He also knew the importance of being first off the mark in publishing. When he covered important events outside of Auckland, White would always take his 'baby Austin' car to seal his chance at the first image. It meant he could race home and beat the competition, who generally travelled by train.
White captured some of the first images of Auckland from the air in 1921, beginning a lifelong passion for flying which he combined with his love of photography. By 1945 White established the now famous Whites Aviation Ltd.
Today the hand tinted photographs captured by Leo White are highly sought after and are a great reference to the history of New Zealand. Every single photo coloured by hand? Using cotton wool?
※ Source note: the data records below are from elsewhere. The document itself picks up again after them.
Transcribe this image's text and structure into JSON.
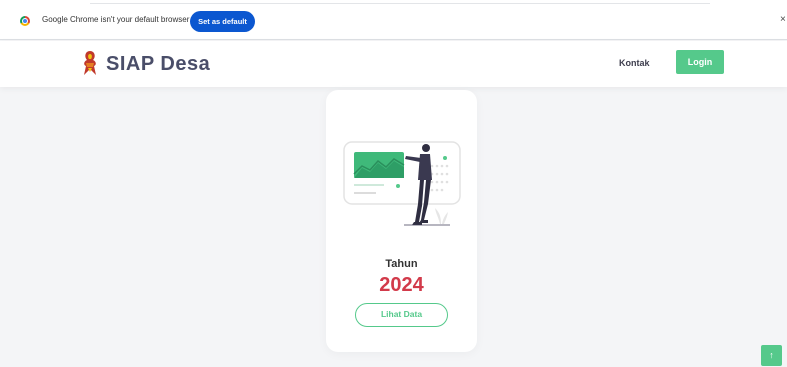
{
  "infobar": {
    "message": "Google Chrome isn't your default browser",
    "set_default_label": "Set as default",
    "close_glyph": "×",
    "icon": "chrome-icon"
  },
  "header": {
    "brand": "SIAP Desa",
    "logo_icon": "garuda-logo-icon",
    "nav_kontak": "Kontak",
    "login_label": "Login"
  },
  "card": {
    "label": "Tahun",
    "year": "2024",
    "button_label": "Lihat Data",
    "illustration": "presentation-illustration"
  },
  "scroll_top": {
    "glyph": "↑",
    "icon": "arrow-up-icon"
  },
  "colors": {
    "accent_green": "#55c98b",
    "year_red": "#d23a4a",
    "brand_text": "#4a4e69",
    "chrome_blue": "#0b57d0"
  }
}
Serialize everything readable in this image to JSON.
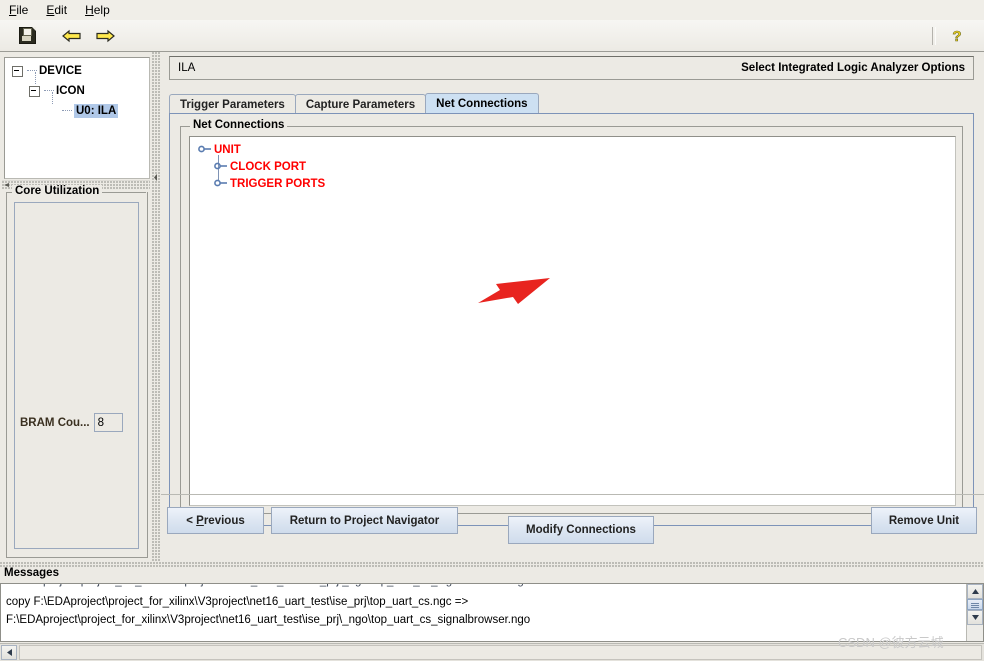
{
  "menu": {
    "items": [
      {
        "label": "File",
        "mnemonic": "F"
      },
      {
        "label": "Edit",
        "mnemonic": "E"
      },
      {
        "label": "Help",
        "mnemonic": "H"
      }
    ]
  },
  "toolbar": {
    "save_icon": "floppy-disk-icon",
    "back_icon": "left-arrow-icon",
    "forward_icon": "right-arrow-icon",
    "help_icon": "question-mark-icon"
  },
  "device_tree": {
    "nodes": [
      {
        "label": "DEVICE",
        "level": 0,
        "expanded": true,
        "selected": false
      },
      {
        "label": "ICON",
        "level": 1,
        "expanded": true,
        "selected": false
      },
      {
        "label": "U0: ILA",
        "level": 2,
        "expanded": false,
        "selected": true
      }
    ]
  },
  "core_utilization": {
    "title": "Core Utilization",
    "bram_label": "BRAM Cou...",
    "bram_value": "8"
  },
  "ila_header": {
    "left": "ILA",
    "right": "Select Integrated Logic Analyzer Options"
  },
  "tabs": [
    {
      "label": "Trigger Parameters",
      "active": false
    },
    {
      "label": "Capture Parameters",
      "active": false
    },
    {
      "label": "Net Connections",
      "active": true
    }
  ],
  "net_connections": {
    "group_title": "Net Connections",
    "tree": [
      {
        "label": "UNIT",
        "level": 0
      },
      {
        "label": "CLOCK PORT",
        "level": 1
      },
      {
        "label": "TRIGGER PORTS",
        "level": 1
      }
    ],
    "annotation": {
      "type": "arrow",
      "color": "#e8241f",
      "points_at": "CLOCK PORT"
    },
    "modify_button": "Modify Connections"
  },
  "buttons": {
    "previous": "< Previous",
    "previous_mnemonic": "P",
    "return": "Return to Project Navigator",
    "remove": "Remove Unit"
  },
  "messages": {
    "title": "Messages",
    "lines": [
      "copy F:\\EDAproject\\project_for_xilinx\\V3project\\net16_uart_test\\ise_prj\\top_uart_cs.ngc =>",
      "F:\\EDAproject\\project_for_xilinx\\V3project\\net16_uart_test\\ise_prj\\_ngo\\top_uart_cs_signalbrowser.ngo"
    ]
  },
  "watermark": "CSDN @彼方云城",
  "colors": {
    "accent_red": "#ff0000",
    "tab_active_bg": "#cde0f2",
    "selection_blue": "#b0c8e8",
    "window_bg": "#eceae4"
  }
}
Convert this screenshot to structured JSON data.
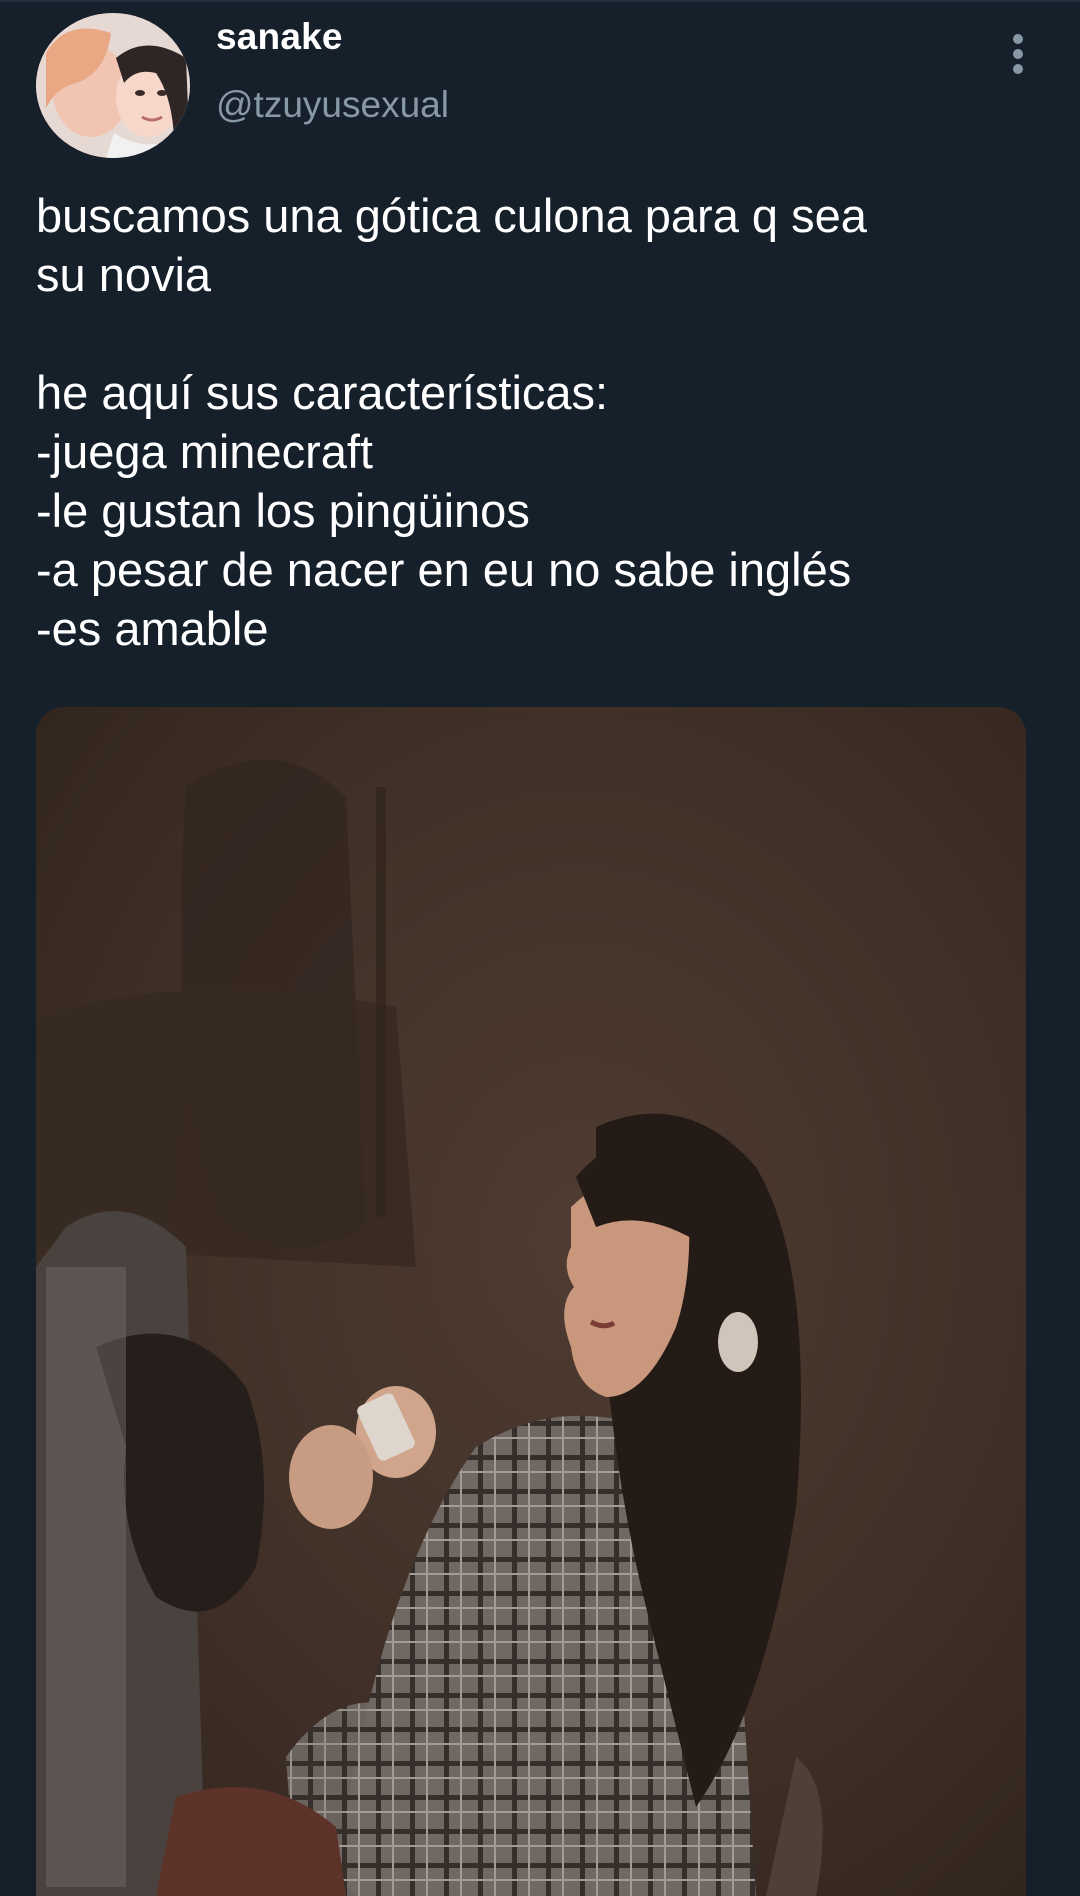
{
  "tweet": {
    "display_name": "sanake",
    "handle": "@tzuyusexual",
    "text": "buscamos una gótica culona para q sea\nsu novia\n\nhe aquí sus características:\n-juega minecraft\n-le gustan los pingüinos\n-a pesar de nacer en eu no sabe inglés\n-es amable"
  },
  "icons": {
    "avatar": "profile-photo",
    "more": "more-vertical-icon"
  },
  "colors": {
    "background": "#15202b",
    "primary_text": "#ffffff",
    "secondary_text": "#8899a6"
  }
}
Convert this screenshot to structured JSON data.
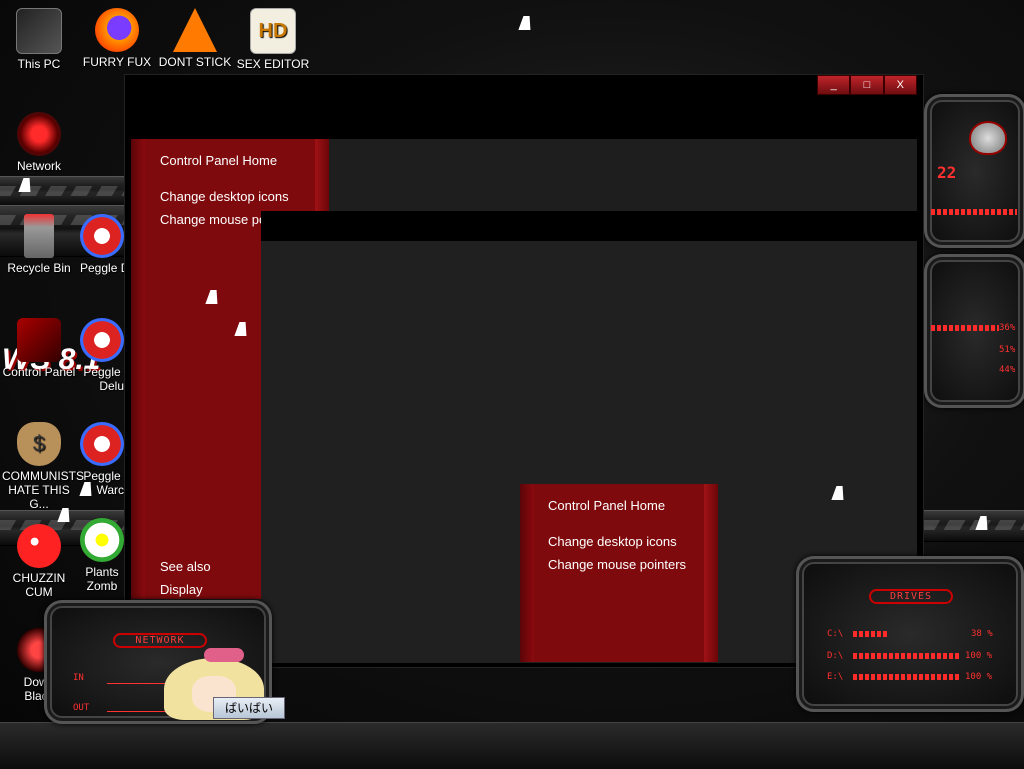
{
  "desktop": {
    "icons": [
      {
        "label": "This PC",
        "icon": "computer-icon"
      },
      {
        "label": "FURRY FUX",
        "icon": "firefox-icon"
      },
      {
        "label": "DONT STICK",
        "icon": "vlc-icon"
      },
      {
        "label": "SEX EDITOR",
        "icon": "hxd-icon"
      },
      {
        "label": "Network",
        "icon": "network-icon"
      },
      {
        "label": "Recycle Bin",
        "icon": "recycle-bin-icon"
      },
      {
        "label": "Peggle D",
        "icon": "peggle-icon"
      },
      {
        "label": "Control Panel",
        "icon": "control-panel-icon"
      },
      {
        "label": "Peggle",
        "icon": "peggle-icon"
      },
      {
        "label": "Delu",
        "icon": ""
      },
      {
        "label": "COMMUNISTS HATE THIS G...",
        "icon": "money-bag-icon"
      },
      {
        "label": "Peggle",
        "icon": "peggle-icon"
      },
      {
        "label": "Warc",
        "icon": ""
      },
      {
        "label": "CHUZZIN CUM",
        "icon": "chuzzle-icon"
      },
      {
        "label": "Plants",
        "icon": "flower-icon"
      },
      {
        "label": "Zomb",
        "icon": ""
      },
      {
        "label": "Down",
        "icon": "alienware-icon"
      },
      {
        "label": "Black",
        "icon": ""
      }
    ],
    "wallpaper_text": "WS 8.1"
  },
  "window": {
    "buttons": {
      "minimize": "_",
      "maximize": "□",
      "close": "X"
    },
    "side_panel": {
      "home": "Control Panel Home",
      "links": [
        "Change desktop icons",
        "Change mouse poi"
      ],
      "see_also": "See also",
      "see_also_links": [
        "Display"
      ]
    }
  },
  "popup_panel": {
    "home": "Control Panel Home",
    "links": [
      "Change desktop icons",
      "Change mouse pointers"
    ]
  },
  "gadgets": {
    "network": {
      "title": "NETWORK",
      "in_label": "IN",
      "out_label": "OUT"
    },
    "drives": {
      "title": "DRIVES",
      "rows": [
        {
          "label": "C:\\",
          "value": "38 %"
        },
        {
          "label": "D:\\",
          "value": "100 %"
        },
        {
          "label": "E:\\",
          "value": "100 %"
        }
      ]
    },
    "system": {
      "values": [
        "36%",
        "51%",
        "44%"
      ],
      "number": "22"
    }
  },
  "chat_bubble": {
    "text": "ばいばい"
  },
  "colors": {
    "accent_red": "#8a0a0e",
    "gadget_red": "#ff3030"
  }
}
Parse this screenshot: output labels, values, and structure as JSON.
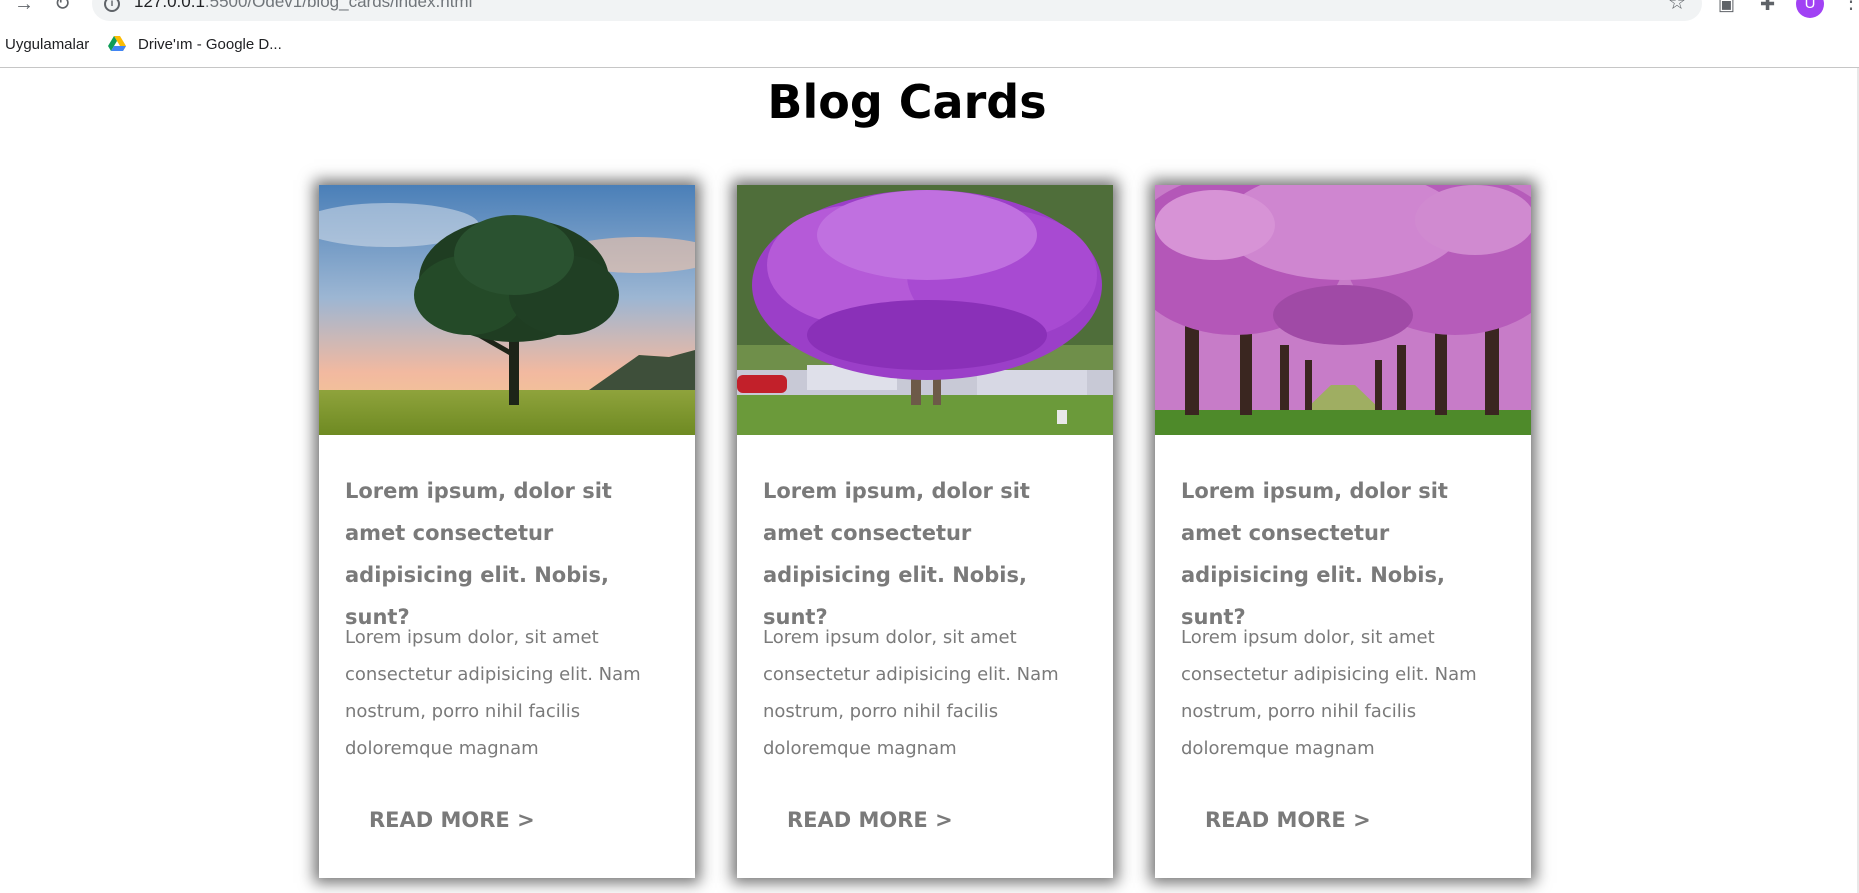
{
  "browser": {
    "url_host": "127.0.0.1",
    "url_path": ":5500/Odev1/blog_cards/index.html",
    "avatar_letter": "U",
    "bookmarks": [
      {
        "label": "Uygulamalar"
      },
      {
        "label": "Drive'ım - Google D..."
      }
    ]
  },
  "page": {
    "title": "Blog Cards"
  },
  "cards": [
    {
      "image": "tree-at-sunset",
      "title": "Lorem ipsum, dolor sit amet consectetur adipisicing elit. Nobis, sunt?",
      "text": "Lorem ipsum dolor, sit amet consectetur adipisicing elit. Nam nostrum, porro nihil facilis doloremque magnam",
      "link": "READ MORE >"
    },
    {
      "image": "purple-crape-myrtle-tree",
      "title": "Lorem ipsum, dolor sit amet consectetur adipisicing elit. Nobis, sunt?",
      "text": "Lorem ipsum dolor, sit amet consectetur adipisicing elit. Nam nostrum, porro nihil facilis doloremque magnam",
      "link": "READ MORE >"
    },
    {
      "image": "cherry-blossom-avenue",
      "title": "Lorem ipsum, dolor sit amet consectetur adipisicing elit. Nobis, sunt?",
      "text": "Lorem ipsum dolor, sit amet consectetur adipisicing elit. Nam nostrum, porro nihil facilis doloremque magnam",
      "link": "READ MORE >"
    }
  ],
  "colors": {
    "card_text": "#7a7a7a",
    "title": "#000000",
    "avatar": "#a142f4"
  }
}
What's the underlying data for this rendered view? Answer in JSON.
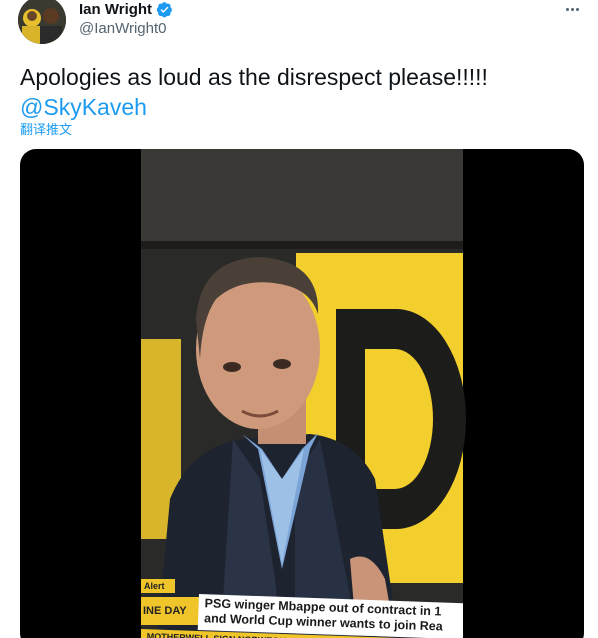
{
  "author": {
    "display_name": "Ian Wright",
    "handle": "@IanWright0",
    "verified": true
  },
  "tweet": {
    "text": "Apologies as loud as the disrespect please!!!!!",
    "mention": "@SkyKaveh",
    "translate_label": "翻译推文"
  },
  "media": {
    "alert_label": "Alert",
    "show_label": "INE DAY",
    "headline_line1": "PSG winger Mbappe out of contract in 1",
    "headline_line2": "and World Cup winner wants to join Rea",
    "sub_ticker": "MOTHERWELL SIGN NORWEGIAN DEFENDER SONDRE"
  },
  "icons": {
    "verified": "verified-badge-icon",
    "more": "more-options-icon"
  },
  "colors": {
    "accent": "#1d9bf0",
    "text": "#0f1419",
    "secondary": "#536471",
    "studio_yellow": "#f0c52a"
  }
}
Yes, such was the era of hand-coloured photography – a painting and photograph in one – the way you got a high-quality colour photo before colour photography became mainstream. Some of New Zealand’s best hand-coloured photos were produced by Whites Aviation from 1945. For over 40 years, the glorious scenic vistas were a sensation, adorning offices and lounges around the land; patriotic statements within New Zealand’s emerging visual arts. Now, despite massive changes in society and photography, the stunning scenes and subtle tones still enchant, as coveted collectibles; decorations on screen; and as respected pieces of photographic art.
Whites Aviation Ltd was established 1945 by Leo White (1906-1967) to produce a series of popular illustrated publications of aviation history and aerial photography. White began to freelance as a photographer in the 1920s, and later worked for the Weekly News. He was closely involved with aviation in Auckland 1920s-1930s, and pioneered aerial photography in the region. He compiled Wingspread, a history of New Zealand aviation, in 1941; and served as a photographer with the RNZAF during WWII. During the early 1950s he covered New Zealand by air, taking photographs for Whites pictorial reference of New Zealand. In 1988 the business was purchased by Air Logistics.
What an absolutely fabulous book. A large coffee table format, biographical information about not only White, himself but his 'ladies' in the studio. I learned that to further his company's income many of their commissioned photos were used not only for commercial and civic purposes but also recoloured for display on the walls of good homes all around New Zealand.